# [Source material]

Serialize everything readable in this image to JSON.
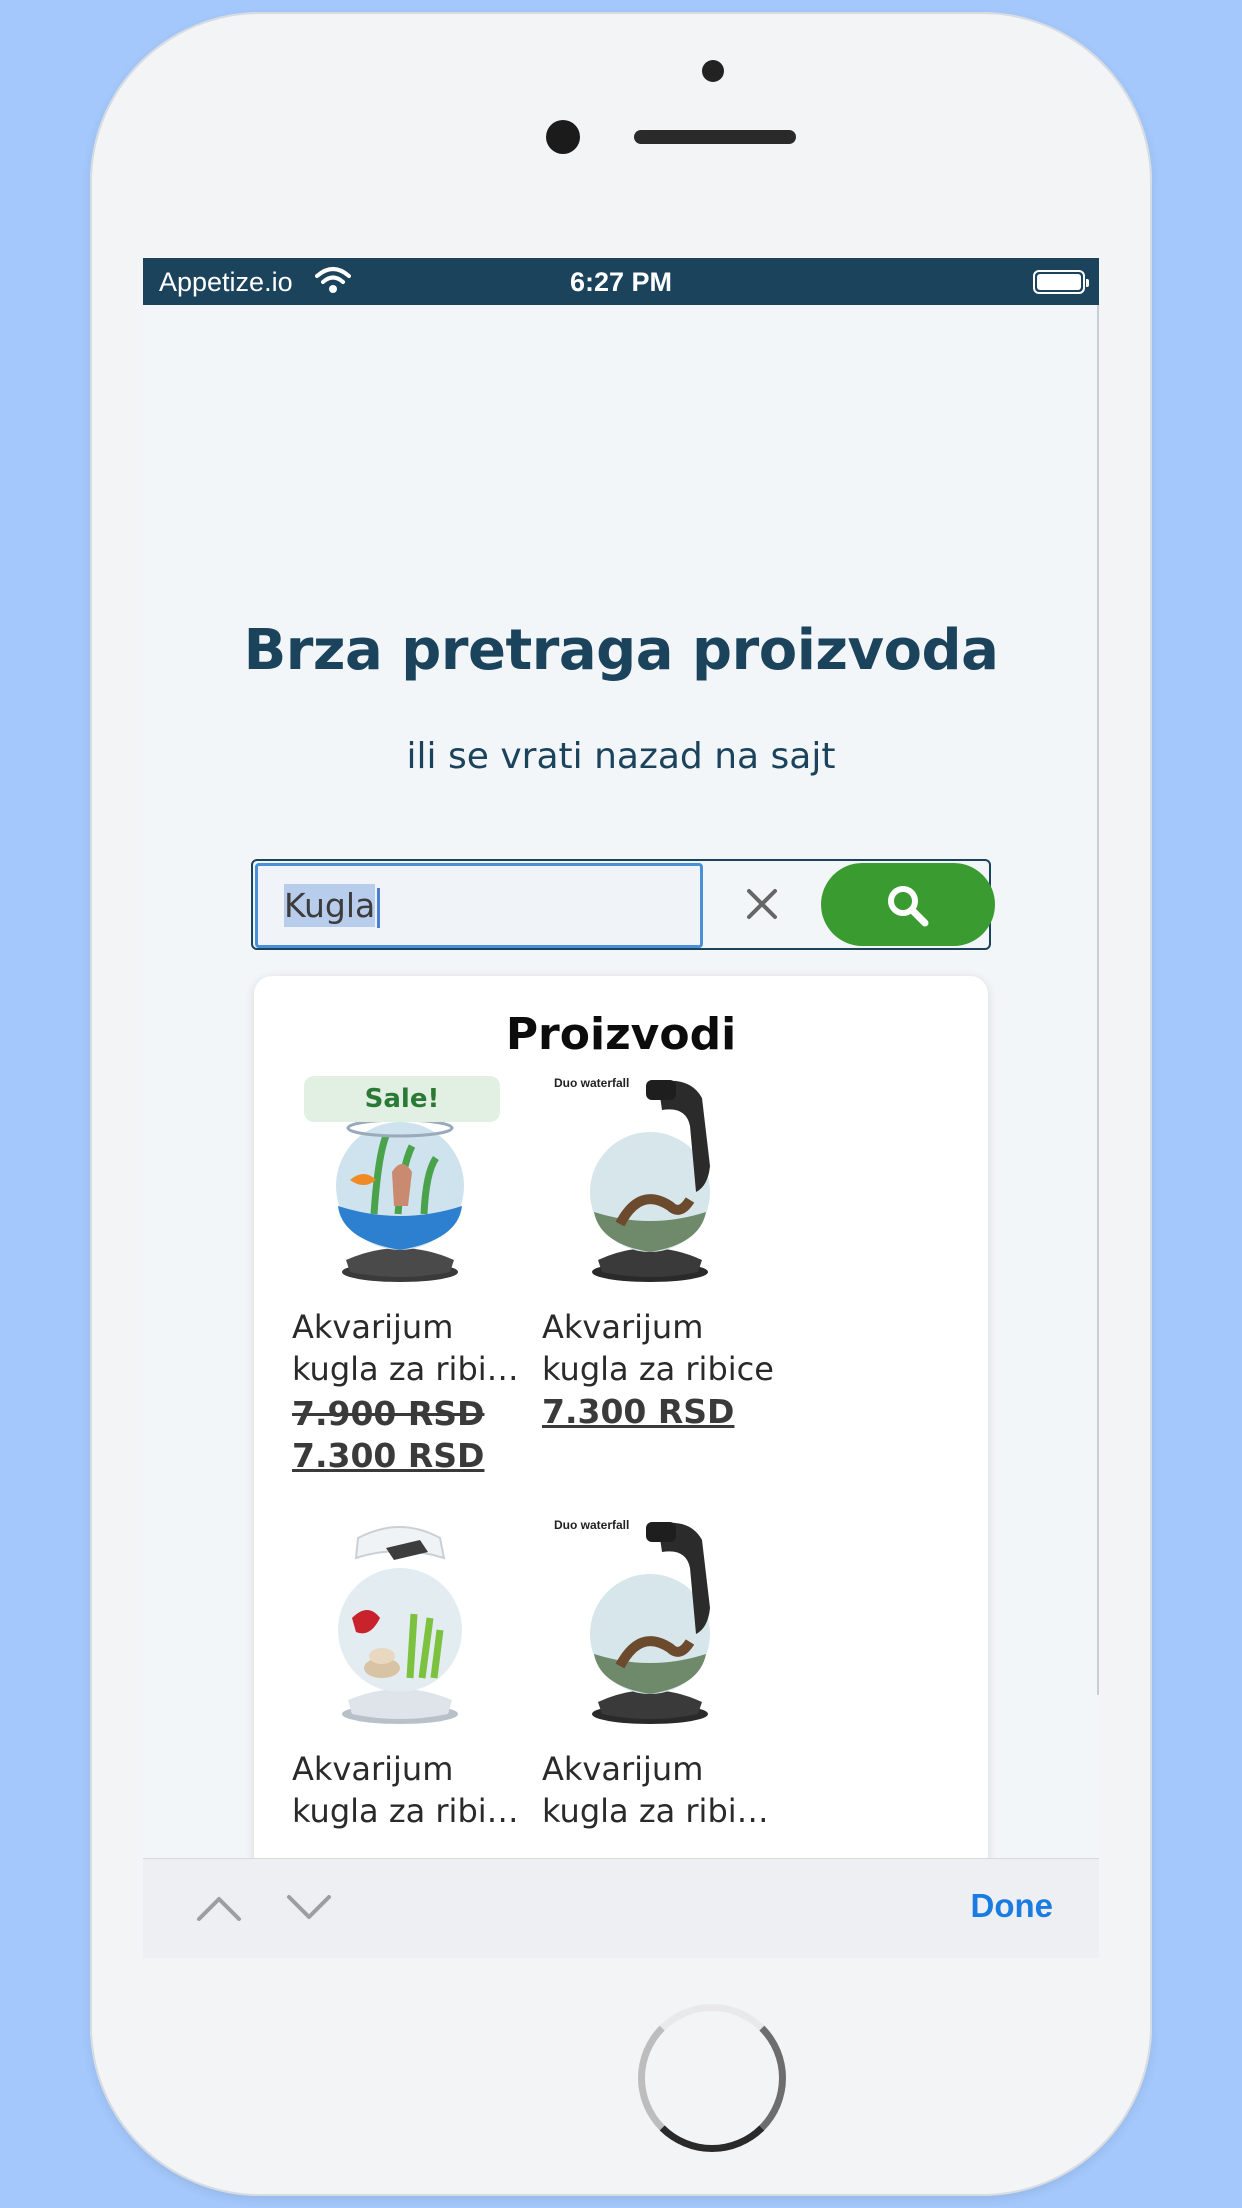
{
  "status_bar": {
    "carrier": "Appetize.io",
    "time": "6:27 PM"
  },
  "page": {
    "title": "Brza pretraga proizvoda",
    "subtitle": "ili se vrati nazad na sajt"
  },
  "search": {
    "value": "Kugla"
  },
  "results": {
    "heading": "Proizvodi",
    "products": [
      {
        "name_line1": "Akvarijum",
        "name_line2": "kugla za ribic...",
        "badge": "Sale!",
        "old_price": "7.900 RSD",
        "price": "7.300 RSD"
      },
      {
        "name_line1": "Akvarijum",
        "name_line2": "kugla za ribice",
        "image_label": "Duo waterfall",
        "price": "7.300 RSD"
      },
      {
        "name_line1": "Akvarijum",
        "name_line2": "kugla za ribic..."
      },
      {
        "name_line1": "Akvarijum",
        "name_line2": "kugla za ribic...",
        "image_label": "Duo waterfall"
      }
    ]
  },
  "keyboard_toolbar": {
    "done_label": "Done"
  },
  "colors": {
    "brand_dark": "#1b435c",
    "search_green": "#3a9b31",
    "link_blue": "#1a7ce0",
    "sale_green": "#2a7a35"
  },
  "icons": [
    "wifi-icon",
    "battery-icon",
    "clear-icon",
    "search-icon",
    "chevron-up-icon",
    "chevron-down-icon"
  ]
}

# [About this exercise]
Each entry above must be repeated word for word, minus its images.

# [Written answer]
Serialize everything readable in this image to JSON.
{
  "status_bar": {
    "carrier": "Appetize.io",
    "time": "6:27 PM"
  },
  "page": {
    "title": "Brza pretraga proizvoda",
    "subtitle": "ili se vrati nazad na sajt"
  },
  "search": {
    "value": "Kugla"
  },
  "results": {
    "heading": "Proizvodi",
    "products": [
      {
        "name_line1": "Akvarijum",
        "name_line2": "kugla za ribic...",
        "badge": "Sale!",
        "old_price": "7.900 RSD",
        "price": "7.300 RSD"
      },
      {
        "name_line1": "Akvarijum",
        "name_line2": "kugla za ribice",
        "image_label": "Duo waterfall",
        "price": "7.300 RSD"
      },
      {
        "name_line1": "Akvarijum",
        "name_line2": "kugla za ribic..."
      },
      {
        "name_line1": "Akvarijum",
        "name_line2": "kugla za ribic...",
        "image_label": "Duo waterfall"
      }
    ]
  },
  "keyboard_toolbar": {
    "done_label": "Done"
  },
  "colors": {
    "brand_dark": "#1b435c",
    "search_green": "#3a9b31",
    "link_blue": "#1a7ce0",
    "sale_green": "#2a7a35"
  },
  "icons": [
    "wifi-icon",
    "battery-icon",
    "clear-icon",
    "search-icon",
    "chevron-up-icon",
    "chevron-down-icon"
  ]
}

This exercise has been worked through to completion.